Goal of the exercise:
Search the data for the string "this" and extract every line where it appears.

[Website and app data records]
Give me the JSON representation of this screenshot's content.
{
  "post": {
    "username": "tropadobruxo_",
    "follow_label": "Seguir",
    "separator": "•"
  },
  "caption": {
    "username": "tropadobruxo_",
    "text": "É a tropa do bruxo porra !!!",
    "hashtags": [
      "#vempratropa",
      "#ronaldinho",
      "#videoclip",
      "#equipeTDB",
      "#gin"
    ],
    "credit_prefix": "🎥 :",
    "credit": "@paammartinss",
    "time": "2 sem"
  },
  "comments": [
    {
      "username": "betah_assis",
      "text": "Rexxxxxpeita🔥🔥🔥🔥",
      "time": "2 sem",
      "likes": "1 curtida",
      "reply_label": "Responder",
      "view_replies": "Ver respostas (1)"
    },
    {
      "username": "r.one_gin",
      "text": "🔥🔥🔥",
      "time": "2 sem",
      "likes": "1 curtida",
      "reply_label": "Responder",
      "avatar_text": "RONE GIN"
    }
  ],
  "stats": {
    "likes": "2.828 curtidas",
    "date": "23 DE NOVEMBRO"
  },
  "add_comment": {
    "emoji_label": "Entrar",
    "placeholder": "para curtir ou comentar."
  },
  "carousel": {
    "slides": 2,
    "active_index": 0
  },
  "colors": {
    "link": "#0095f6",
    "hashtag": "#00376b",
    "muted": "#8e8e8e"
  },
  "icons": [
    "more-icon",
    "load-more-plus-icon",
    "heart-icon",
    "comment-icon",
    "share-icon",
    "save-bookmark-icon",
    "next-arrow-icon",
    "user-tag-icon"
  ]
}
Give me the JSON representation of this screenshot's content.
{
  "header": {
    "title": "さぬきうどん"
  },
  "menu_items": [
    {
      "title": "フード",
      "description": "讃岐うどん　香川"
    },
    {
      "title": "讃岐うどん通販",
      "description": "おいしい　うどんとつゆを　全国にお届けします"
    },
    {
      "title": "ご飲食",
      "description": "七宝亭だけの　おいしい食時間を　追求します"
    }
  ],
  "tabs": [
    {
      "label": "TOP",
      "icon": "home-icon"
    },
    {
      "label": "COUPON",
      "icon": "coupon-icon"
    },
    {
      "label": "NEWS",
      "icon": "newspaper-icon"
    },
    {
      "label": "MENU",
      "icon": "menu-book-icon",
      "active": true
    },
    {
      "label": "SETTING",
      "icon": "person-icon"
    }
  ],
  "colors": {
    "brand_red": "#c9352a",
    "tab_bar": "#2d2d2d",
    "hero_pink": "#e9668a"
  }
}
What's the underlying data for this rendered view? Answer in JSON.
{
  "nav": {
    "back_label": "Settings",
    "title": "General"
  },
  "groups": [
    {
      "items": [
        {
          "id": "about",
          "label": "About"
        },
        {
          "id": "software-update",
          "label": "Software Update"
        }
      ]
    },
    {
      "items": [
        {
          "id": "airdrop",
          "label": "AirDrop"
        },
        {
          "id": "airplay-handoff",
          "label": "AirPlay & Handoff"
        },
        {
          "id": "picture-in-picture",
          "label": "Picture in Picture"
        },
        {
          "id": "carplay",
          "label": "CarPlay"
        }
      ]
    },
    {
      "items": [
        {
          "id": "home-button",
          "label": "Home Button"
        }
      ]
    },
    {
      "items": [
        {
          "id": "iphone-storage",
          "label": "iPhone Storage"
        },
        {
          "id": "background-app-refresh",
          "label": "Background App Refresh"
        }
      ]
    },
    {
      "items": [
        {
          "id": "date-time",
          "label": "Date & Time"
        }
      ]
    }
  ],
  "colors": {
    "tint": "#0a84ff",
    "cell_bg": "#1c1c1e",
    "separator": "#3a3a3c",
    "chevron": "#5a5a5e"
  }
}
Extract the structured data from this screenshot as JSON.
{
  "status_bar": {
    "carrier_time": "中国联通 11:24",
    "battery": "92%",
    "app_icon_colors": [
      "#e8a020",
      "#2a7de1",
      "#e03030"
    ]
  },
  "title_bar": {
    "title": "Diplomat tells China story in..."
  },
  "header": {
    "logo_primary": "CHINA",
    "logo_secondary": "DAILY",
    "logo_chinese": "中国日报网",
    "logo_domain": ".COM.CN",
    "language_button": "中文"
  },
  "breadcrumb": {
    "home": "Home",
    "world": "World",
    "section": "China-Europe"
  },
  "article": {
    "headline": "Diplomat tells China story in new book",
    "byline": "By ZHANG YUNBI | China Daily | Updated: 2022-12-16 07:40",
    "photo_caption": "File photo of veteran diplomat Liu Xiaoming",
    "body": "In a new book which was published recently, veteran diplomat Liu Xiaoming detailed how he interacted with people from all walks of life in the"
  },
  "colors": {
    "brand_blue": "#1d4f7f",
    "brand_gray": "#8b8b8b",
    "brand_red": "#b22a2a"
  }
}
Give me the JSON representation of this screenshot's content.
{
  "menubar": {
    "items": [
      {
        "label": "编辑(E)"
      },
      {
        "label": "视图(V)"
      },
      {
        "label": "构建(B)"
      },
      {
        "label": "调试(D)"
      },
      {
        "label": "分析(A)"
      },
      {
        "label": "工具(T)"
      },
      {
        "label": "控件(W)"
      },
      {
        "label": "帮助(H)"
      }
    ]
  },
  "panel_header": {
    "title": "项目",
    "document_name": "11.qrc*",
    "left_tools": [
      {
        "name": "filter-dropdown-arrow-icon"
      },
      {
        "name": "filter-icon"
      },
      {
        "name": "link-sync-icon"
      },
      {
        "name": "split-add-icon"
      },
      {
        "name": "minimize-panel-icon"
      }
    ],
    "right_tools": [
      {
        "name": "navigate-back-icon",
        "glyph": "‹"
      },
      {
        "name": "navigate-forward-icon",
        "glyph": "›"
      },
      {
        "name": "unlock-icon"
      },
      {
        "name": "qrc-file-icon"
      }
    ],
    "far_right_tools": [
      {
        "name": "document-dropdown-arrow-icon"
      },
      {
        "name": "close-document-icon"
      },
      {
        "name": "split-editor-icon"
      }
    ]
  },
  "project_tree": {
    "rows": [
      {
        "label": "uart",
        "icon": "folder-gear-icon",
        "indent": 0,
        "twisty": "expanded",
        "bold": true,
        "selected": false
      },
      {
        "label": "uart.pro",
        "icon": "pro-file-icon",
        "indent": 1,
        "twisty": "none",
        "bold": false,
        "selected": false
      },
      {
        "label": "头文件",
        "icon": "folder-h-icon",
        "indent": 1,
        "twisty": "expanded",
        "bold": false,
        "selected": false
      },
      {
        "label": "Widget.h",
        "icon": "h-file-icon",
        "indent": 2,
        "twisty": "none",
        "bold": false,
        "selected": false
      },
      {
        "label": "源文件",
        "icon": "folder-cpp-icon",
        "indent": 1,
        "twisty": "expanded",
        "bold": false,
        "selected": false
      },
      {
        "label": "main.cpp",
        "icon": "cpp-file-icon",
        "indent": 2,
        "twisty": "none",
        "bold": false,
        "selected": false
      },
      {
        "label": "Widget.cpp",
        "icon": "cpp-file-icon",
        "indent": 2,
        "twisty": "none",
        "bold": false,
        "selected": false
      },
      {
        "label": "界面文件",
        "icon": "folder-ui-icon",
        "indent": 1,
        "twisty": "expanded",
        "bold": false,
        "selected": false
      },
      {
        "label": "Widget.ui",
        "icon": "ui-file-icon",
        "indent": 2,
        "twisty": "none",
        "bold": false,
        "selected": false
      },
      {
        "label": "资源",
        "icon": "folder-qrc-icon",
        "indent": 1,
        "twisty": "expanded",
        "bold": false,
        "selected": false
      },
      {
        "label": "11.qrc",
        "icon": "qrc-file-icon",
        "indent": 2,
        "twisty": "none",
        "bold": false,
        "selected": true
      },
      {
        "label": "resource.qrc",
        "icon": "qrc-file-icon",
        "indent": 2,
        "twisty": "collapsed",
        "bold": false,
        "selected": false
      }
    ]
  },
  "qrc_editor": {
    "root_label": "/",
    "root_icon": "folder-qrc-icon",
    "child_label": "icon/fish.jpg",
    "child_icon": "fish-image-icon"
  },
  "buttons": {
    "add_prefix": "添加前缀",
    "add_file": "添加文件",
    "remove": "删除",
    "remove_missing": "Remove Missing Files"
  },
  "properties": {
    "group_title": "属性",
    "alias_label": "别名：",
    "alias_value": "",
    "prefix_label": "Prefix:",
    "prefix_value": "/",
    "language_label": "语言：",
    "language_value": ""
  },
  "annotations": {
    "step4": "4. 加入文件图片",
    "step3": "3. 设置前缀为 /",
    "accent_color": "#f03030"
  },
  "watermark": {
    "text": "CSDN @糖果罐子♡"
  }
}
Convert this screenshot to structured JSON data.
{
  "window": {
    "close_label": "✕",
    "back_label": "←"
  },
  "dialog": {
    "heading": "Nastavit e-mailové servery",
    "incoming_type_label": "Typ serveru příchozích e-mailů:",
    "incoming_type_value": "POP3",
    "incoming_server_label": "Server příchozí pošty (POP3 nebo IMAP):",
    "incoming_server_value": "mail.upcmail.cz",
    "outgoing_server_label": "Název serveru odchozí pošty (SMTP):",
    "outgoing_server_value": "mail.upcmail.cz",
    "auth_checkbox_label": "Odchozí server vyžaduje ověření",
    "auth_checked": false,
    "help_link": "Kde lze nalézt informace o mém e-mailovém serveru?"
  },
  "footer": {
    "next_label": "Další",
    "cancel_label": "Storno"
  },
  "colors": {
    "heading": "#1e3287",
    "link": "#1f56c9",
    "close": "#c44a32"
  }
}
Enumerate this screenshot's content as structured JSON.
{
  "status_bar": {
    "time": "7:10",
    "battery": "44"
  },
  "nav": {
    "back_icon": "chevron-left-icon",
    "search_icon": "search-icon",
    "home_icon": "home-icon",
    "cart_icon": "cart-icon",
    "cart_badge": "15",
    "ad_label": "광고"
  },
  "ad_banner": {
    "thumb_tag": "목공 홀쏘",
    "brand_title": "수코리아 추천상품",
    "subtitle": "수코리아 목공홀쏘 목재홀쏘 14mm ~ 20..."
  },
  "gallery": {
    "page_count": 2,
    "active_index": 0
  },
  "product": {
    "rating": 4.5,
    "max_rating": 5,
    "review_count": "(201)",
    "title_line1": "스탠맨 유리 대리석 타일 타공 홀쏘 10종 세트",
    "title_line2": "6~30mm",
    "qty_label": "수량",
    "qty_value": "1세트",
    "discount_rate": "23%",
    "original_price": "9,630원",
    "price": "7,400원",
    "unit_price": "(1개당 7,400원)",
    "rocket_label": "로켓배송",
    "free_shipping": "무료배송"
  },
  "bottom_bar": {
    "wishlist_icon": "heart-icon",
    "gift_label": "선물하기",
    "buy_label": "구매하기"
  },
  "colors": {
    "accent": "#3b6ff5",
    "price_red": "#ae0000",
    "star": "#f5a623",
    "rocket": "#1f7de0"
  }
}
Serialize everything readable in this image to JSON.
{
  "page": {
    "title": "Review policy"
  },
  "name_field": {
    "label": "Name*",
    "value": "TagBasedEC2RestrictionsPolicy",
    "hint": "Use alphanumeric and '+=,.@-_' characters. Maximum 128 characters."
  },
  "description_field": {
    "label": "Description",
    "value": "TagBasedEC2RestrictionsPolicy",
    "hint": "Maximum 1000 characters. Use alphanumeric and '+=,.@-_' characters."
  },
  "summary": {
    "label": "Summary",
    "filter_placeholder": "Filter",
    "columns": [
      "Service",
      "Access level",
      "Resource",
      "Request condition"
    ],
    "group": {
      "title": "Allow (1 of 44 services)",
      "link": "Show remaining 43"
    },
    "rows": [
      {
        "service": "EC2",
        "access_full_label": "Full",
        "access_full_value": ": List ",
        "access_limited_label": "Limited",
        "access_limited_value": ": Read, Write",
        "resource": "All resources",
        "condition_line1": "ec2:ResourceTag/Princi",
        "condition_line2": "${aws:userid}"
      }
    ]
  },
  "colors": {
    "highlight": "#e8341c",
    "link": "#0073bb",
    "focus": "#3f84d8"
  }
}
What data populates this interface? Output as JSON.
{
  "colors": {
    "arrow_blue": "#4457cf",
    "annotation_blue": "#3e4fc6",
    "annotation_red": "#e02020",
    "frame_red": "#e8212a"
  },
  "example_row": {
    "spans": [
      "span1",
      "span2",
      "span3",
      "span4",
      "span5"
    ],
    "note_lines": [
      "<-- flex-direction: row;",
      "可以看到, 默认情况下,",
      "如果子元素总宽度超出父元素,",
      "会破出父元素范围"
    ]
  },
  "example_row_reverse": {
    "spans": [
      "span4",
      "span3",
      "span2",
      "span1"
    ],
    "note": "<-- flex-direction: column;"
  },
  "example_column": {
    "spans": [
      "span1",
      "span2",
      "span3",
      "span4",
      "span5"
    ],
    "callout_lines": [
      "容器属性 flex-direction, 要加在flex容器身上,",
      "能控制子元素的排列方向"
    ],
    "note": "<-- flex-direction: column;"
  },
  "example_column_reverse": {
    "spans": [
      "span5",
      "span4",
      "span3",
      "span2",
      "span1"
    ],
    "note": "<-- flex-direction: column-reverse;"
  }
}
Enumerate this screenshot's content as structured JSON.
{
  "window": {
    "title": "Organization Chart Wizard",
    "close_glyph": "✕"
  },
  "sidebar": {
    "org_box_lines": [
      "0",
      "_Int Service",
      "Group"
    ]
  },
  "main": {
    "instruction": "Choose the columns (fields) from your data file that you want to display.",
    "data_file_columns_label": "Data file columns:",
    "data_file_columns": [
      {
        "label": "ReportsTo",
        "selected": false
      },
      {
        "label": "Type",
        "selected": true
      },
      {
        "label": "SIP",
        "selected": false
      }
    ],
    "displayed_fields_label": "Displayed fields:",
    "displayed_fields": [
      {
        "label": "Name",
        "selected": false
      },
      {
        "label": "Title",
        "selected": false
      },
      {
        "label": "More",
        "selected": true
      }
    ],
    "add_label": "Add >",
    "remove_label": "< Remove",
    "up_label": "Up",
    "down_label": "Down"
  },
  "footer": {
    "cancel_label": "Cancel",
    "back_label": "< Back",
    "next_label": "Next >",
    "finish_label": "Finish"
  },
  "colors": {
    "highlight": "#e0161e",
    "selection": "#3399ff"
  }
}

Completed task:
Give me the JSON representation of this screenshot's content.
Give me the JSON representation of this screenshot's content.
What's the underlying data for this rendered view? Answer in JSON.
Extract the structured data from this screenshot as JSON.
Give me the JSON representation of this screenshot's content.
Convert this screenshot to structured JSON data.
Enumerate this screenshot's content as structured JSON.
Serialize everything readable in this image to JSON.
What data populates this interface? Output as JSON.
Enumerate this screenshot's content as structured JSON.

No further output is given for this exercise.